* **EXERCISE**
Pictures don't belong in the copy; print all the records exactly.
### DATA EXTRACT ###
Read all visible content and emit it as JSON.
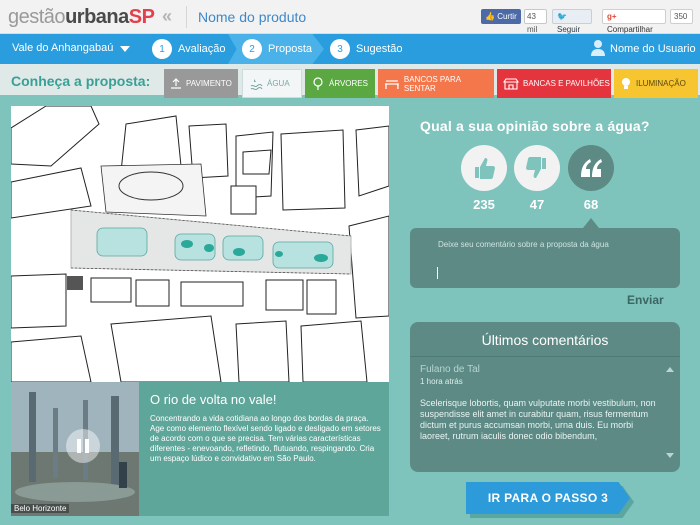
{
  "header": {
    "logo_part1": "gestão",
    "logo_part2": "urbana",
    "logo_part3": "SP",
    "product_name": "Nome do produto",
    "like_label": "Curtir",
    "like_count": "43 mil",
    "follow_label": "Seguir",
    "share_label": "Compartilhar",
    "share_count": "350"
  },
  "steps": {
    "location": "Vale do Anhangabaú",
    "items": [
      {
        "num": "1",
        "label": "Avaliação"
      },
      {
        "num": "2",
        "label": "Proposta"
      },
      {
        "num": "3",
        "label": "Sugestão"
      }
    ],
    "user_name": "Nome do Usuario"
  },
  "categories": {
    "label": "Conheça a proposta:",
    "tabs": [
      "PAVIMENTO",
      "ÁGUA",
      "ÁRVORES",
      "BANCOS PARA SENTAR",
      "BANCAS E PAVILHÕES",
      "ILUMINAÇÃO"
    ]
  },
  "info": {
    "title": "O rio de volta no vale!",
    "text": "Concentrando a vida cotidiana ao longo dos bordas da praça. Age como elemento flexível sendo ligado e desligado em setores de acordo com o que se precisa. Tem várias características diferentes - enevoando, refletindo, flutuando, respingando. Cria um espaço lúdico e convidativo em São Paulo.",
    "photo_caption": "Belo Horizonte"
  },
  "opinion": {
    "question": "Qual a sua opinião sobre a água?",
    "like_count": "235",
    "dislike_count": "47",
    "comment_count": "68",
    "placeholder": "Deixe seu comentário sobre a proposta da água",
    "send_label": "Enviar"
  },
  "comments": {
    "title": "Últimos comentários",
    "author": "Fulano de Tal",
    "time": "1 hora atrás",
    "text": "Scelerisque lobortis, quam vulputate morbi vestibulum, non suspendisse elit amet in curabitur quam, risus fermentum dictum et purus accumsan morbi, urna duis. Eu morbi laoreet, rutrum iaculis donec odio bibendum,"
  },
  "next_button": "IR PARA O PASSO 3",
  "colors": {
    "background": "#7fc3bd",
    "step_blue": "#2a9dde",
    "dark_teal": "#5d8a85",
    "brand_red": "#e2404c"
  }
}
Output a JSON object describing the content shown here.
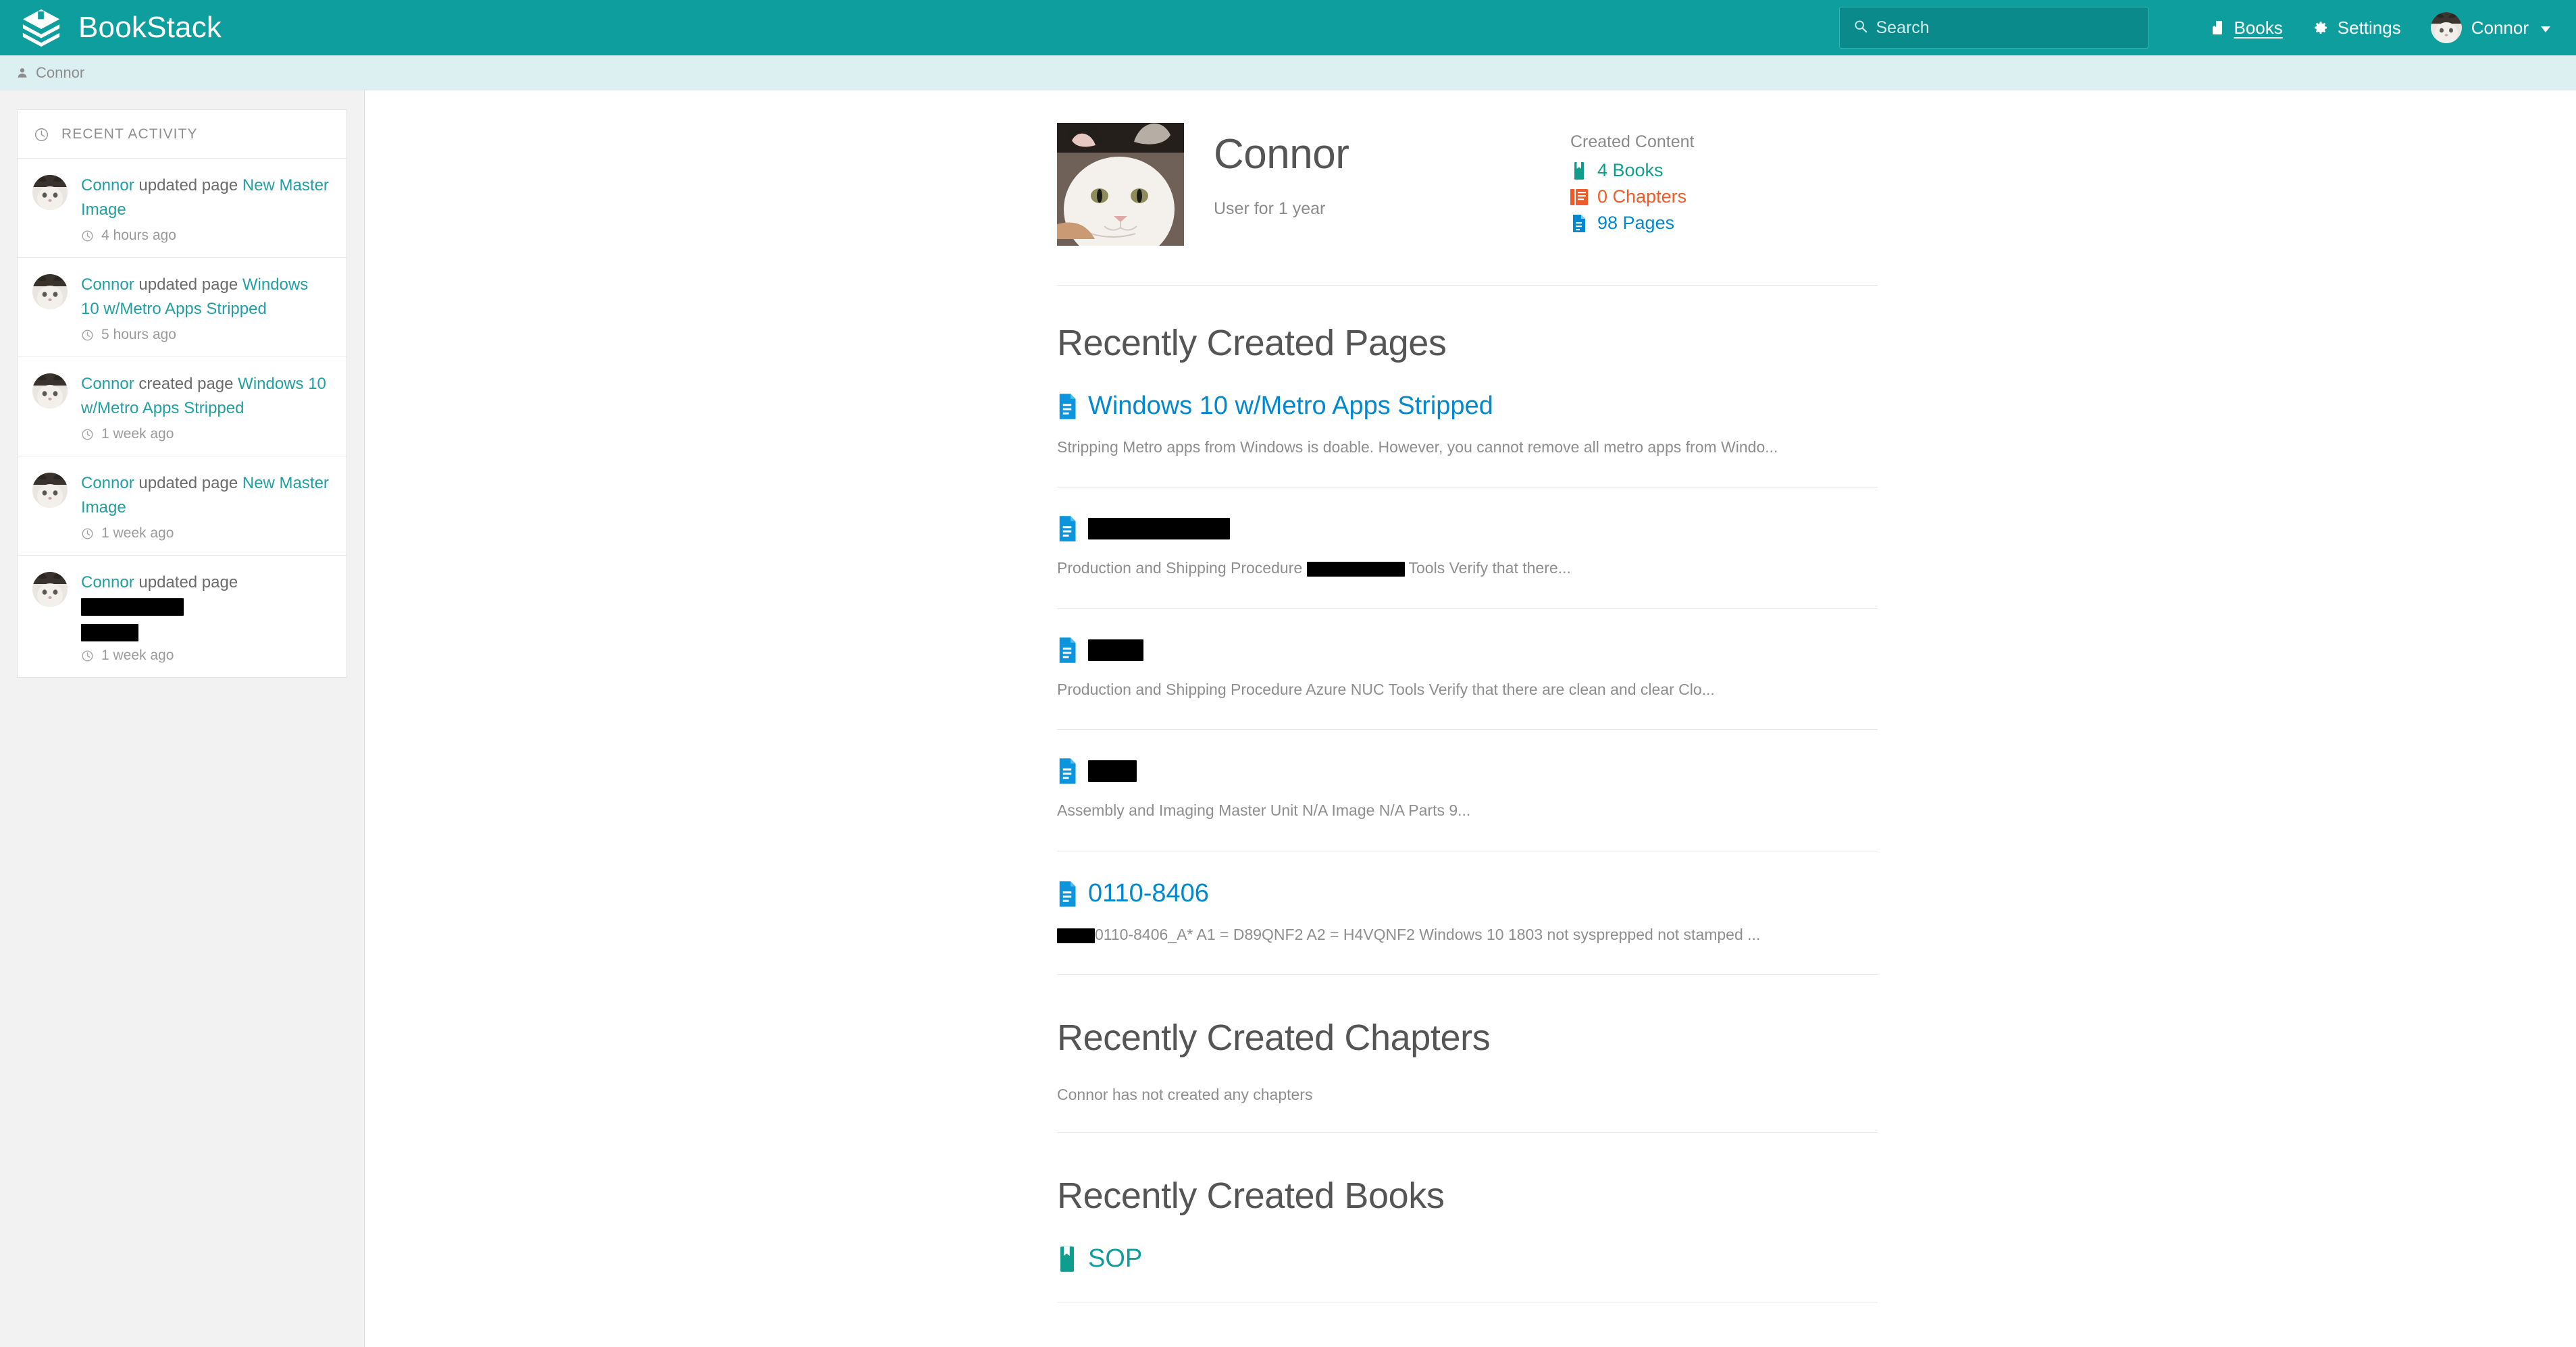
{
  "header": {
    "brand": "BookStack",
    "brand_icon": "bookstack-logo-icon",
    "search": {
      "placeholder": "Search",
      "value": "",
      "icon": "search-icon"
    },
    "books_link": {
      "label": "Books",
      "icon": "book-icon"
    },
    "settings_link": {
      "label": "Settings",
      "icon": "gear-icon"
    },
    "user_menu": {
      "label": "Connor",
      "icon": "chevron-down-icon",
      "avatar": "user-avatar"
    },
    "bg_color": "#0f9e9e"
  },
  "breadcrumb": {
    "icon": "user-icon",
    "label": "Connor"
  },
  "sidebar": {
    "panel_title": "RECENT ACTIVITY",
    "panel_icon": "clock-icon",
    "items": [
      {
        "actor": "Connor",
        "action": "updated page",
        "target": "New Master Image",
        "target_redacted": false,
        "time": "4 hours ago"
      },
      {
        "actor": "Connor",
        "action": "updated page",
        "target": "Windows 10 w/Metro Apps Stripped",
        "target_redacted": false,
        "time": "5 hours ago"
      },
      {
        "actor": "Connor",
        "action": "created page",
        "target": "Windows 10 w/Metro Apps Stripped",
        "target_redacted": false,
        "time": "1 week ago"
      },
      {
        "actor": "Connor",
        "action": "updated page",
        "target": "New Master Image",
        "target_redacted": false,
        "time": "1 week ago"
      },
      {
        "actor": "Connor",
        "action": "updated page",
        "target": "",
        "target_redacted": true,
        "time": "1 week ago"
      }
    ]
  },
  "profile": {
    "name": "Connor",
    "subtitle": "User for 1 year",
    "avatar": "profile-photo",
    "created_content": {
      "title": "Created Content",
      "stats": [
        {
          "label": "4 Books",
          "icon": "book-icon",
          "color": "#0f9e8e"
        },
        {
          "label": "0 Chapters",
          "icon": "chapter-icon",
          "color": "#ef5b28"
        },
        {
          "label": "98 Pages",
          "icon": "page-icon",
          "color": "#0288d1"
        }
      ]
    }
  },
  "sections": {
    "pages": {
      "title": "Recently Created Pages",
      "entries": [
        {
          "title": "Windows 10 w/Metro Apps Stripped",
          "title_redacted": false,
          "icon": "page-icon",
          "desc_before": "Stripping Metro apps from Windows is doable. However, you cannot remove all metro apps from Windo...",
          "desc_redacted_width": 0,
          "desc_after": ""
        },
        {
          "title": "",
          "title_redacted": true,
          "title_redact_width": 210,
          "icon": "page-icon",
          "desc_before": "Production and Shipping Procedure ",
          "desc_redacted_width": 145,
          "desc_after": " Tools Verify that there..."
        },
        {
          "title": "",
          "title_redacted": true,
          "title_redact_width": 82,
          "icon": "page-icon",
          "desc_before": "Production and Shipping Procedure Azure NUC Tools Verify that there are clean and clear Clo...",
          "desc_redacted_width": 0,
          "desc_after": ""
        },
        {
          "title": "",
          "title_redacted": true,
          "title_redact_width": 72,
          "icon": "page-icon",
          "desc_before": "Assembly and Imaging Master Unit N/A Image N/A Parts 9...",
          "desc_redacted_width": 0,
          "desc_after": ""
        },
        {
          "title": "0110-8406",
          "title_redacted": false,
          "icon": "page-icon",
          "desc_before": "",
          "desc_redacted_width": 56,
          "desc_after": "0110-8406_A* A1 = D89QNF2 A2 = H4VQNF2 Windows 10 1803 not sysprepped not stamped ..."
        }
      ]
    },
    "chapters": {
      "title": "Recently Created Chapters",
      "empty_note": "Connor has not created any chapters"
    },
    "books": {
      "title": "Recently Created Books",
      "entries": [
        {
          "title": "SOP",
          "icon": "book-icon"
        }
      ]
    }
  }
}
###
* **RESPONSE AREA**
Read all visible content and emit it as JSON.
{
  "header": {
    "logo_part1": "gestão",
    "logo_part2": "urbana",
    "logo_part3": "SP",
    "product_name": "Nome do produto",
    "like_label": "Curtir",
    "like_count": "43 mil",
    "follow_label": "Seguir",
    "share_label": "Compartilhar",
    "share_count": "350"
  },
  "steps": {
    "location": "Vale do Anhangabaú",
    "items": [
      {
        "num": "1",
        "label": "Avaliação"
      },
      {
        "num": "2",
        "label": "Proposta"
      },
      {
        "num": "3",
        "label": "Sugestão"
      }
    ],
    "user_name": "Nome do Usuario"
  },
  "categories": {
    "label": "Conheça a proposta:",
    "tabs": [
      "PAVIMENTO",
      "ÁGUA",
      "ÁRVORES",
      "BANCOS PARA SENTAR",
      "BANCAS E PAVILHÕES",
      "ILUMINAÇÃO"
    ]
  },
  "info": {
    "title": "O rio de volta no vale!",
    "text": "Concentrando a vida cotidiana ao longo dos bordas da praça. Age como elemento flexível sendo ligado e desligado em setores de acordo com o que se precisa. Tem várias características diferentes - enevoando, refletindo, flutuando, respingando. Cria um espaço lúdico e convidativo em São Paulo.",
    "photo_caption": "Belo Horizonte"
  },
  "opinion": {
    "question": "Qual a sua opinião sobre a água?",
    "like_count": "235",
    "dislike_count": "47",
    "comment_count": "68",
    "placeholder": "Deixe seu comentário sobre a proposta da água",
    "send_label": "Enviar"
  },
  "comments": {
    "title": "Últimos comentários",
    "author": "Fulano de Tal",
    "time": "1 hora atrás",
    "text": "Scelerisque lobortis, quam vulputate morbi vestibulum, non suspendisse elit amet in curabitur quam, risus fermentum dictum et purus accumsan morbi, urna duis. Eu morbi laoreet, rutrum iaculis donec odio bibendum,"
  },
  "next_button": "IR PARA O PASSO 3",
  "colors": {
    "background": "#7fc3bd",
    "step_blue": "#2a9dde",
    "dark_teal": "#5d8a85",
    "brand_red": "#e2404c"
  }
}
Output a JSON object describing the content shown here.
{
  "header": {
    "brand": "BookStack",
    "brand_icon": "bookstack-logo-icon",
    "search": {
      "placeholder": "Search",
      "value": "",
      "icon": "search-icon"
    },
    "books_link": {
      "label": "Books",
      "icon": "book-icon"
    },
    "settings_link": {
      "label": "Settings",
      "icon": "gear-icon"
    },
    "user_menu": {
      "label": "Connor",
      "icon": "chevron-down-icon",
      "avatar": "user-avatar"
    },
    "bg_color": "#0f9e9e"
  },
  "breadcrumb": {
    "icon": "user-icon",
    "label": "Connor"
  },
  "sidebar": {
    "panel_title": "RECENT ACTIVITY",
    "panel_icon": "clock-icon",
    "items": [
      {
        "actor": "Connor",
        "action": "updated page",
        "target": "New Master Image",
        "target_redacted": false,
        "time": "4 hours ago"
      },
      {
        "actor": "Connor",
        "action": "updated page",
        "target": "Windows 10 w/Metro Apps Stripped",
        "target_redacted": false,
        "time": "5 hours ago"
      },
      {
        "actor": "Connor",
        "action": "created page",
        "target": "Windows 10 w/Metro Apps Stripped",
        "target_redacted": false,
        "time": "1 week ago"
      },
      {
        "actor": "Connor",
        "action": "updated page",
        "target": "New Master Image",
        "target_redacted": false,
        "time": "1 week ago"
      },
      {
        "actor": "Connor",
        "action": "updated page",
        "target": "",
        "target_redacted": true,
        "time": "1 week ago"
      }
    ]
  },
  "profile": {
    "name": "Connor",
    "subtitle": "User for 1 year",
    "avatar": "profile-photo",
    "created_content": {
      "title": "Created Content",
      "stats": [
        {
          "label": "4 Books",
          "icon": "book-icon",
          "color": "#0f9e8e"
        },
        {
          "label": "0 Chapters",
          "icon": "chapter-icon",
          "color": "#ef5b28"
        },
        {
          "label": "98 Pages",
          "icon": "page-icon",
          "color": "#0288d1"
        }
      ]
    }
  },
  "sections": {
    "pages": {
      "title": "Recently Created Pages",
      "entries": [
        {
          "title": "Windows 10 w/Metro Apps Stripped",
          "title_redacted": false,
          "icon": "page-icon",
          "desc_before": "Stripping Metro apps from Windows is doable. However, you cannot remove all metro apps from Windo...",
          "desc_redacted_width": 0,
          "desc_after": ""
        },
        {
          "title": "",
          "title_redacted": true,
          "title_redact_width": 210,
          "icon": "page-icon",
          "desc_before": "Production and Shipping Procedure ",
          "desc_redacted_width": 145,
          "desc_after": " Tools Verify that there..."
        },
        {
          "title": "",
          "title_redacted": true,
          "title_redact_width": 82,
          "icon": "page-icon",
          "desc_before": "Production and Shipping Procedure Azure NUC Tools Verify that there are clean and clear Clo...",
          "desc_redacted_width": 0,
          "desc_after": ""
        },
        {
          "title": "",
          "title_redacted": true,
          "title_redact_width": 72,
          "icon": "page-icon",
          "desc_before": "Assembly and Imaging Master Unit N/A Image N/A Parts 9...",
          "desc_redacted_width": 0,
          "desc_after": ""
        },
        {
          "title": "0110-8406",
          "title_redacted": false,
          "icon": "page-icon",
          "desc_before": "",
          "desc_redacted_width": 56,
          "desc_after": "0110-8406_A* A1 = D89QNF2 A2 = H4VQNF2 Windows 10 1803 not sysprepped not stamped ..."
        }
      ]
    },
    "chapters": {
      "title": "Recently Created Chapters",
      "empty_note": "Connor has not created any chapters"
    },
    "books": {
      "title": "Recently Created Books",
      "entries": [
        {
          "title": "SOP",
          "icon": "book-icon"
        }
      ]
    }
  }
}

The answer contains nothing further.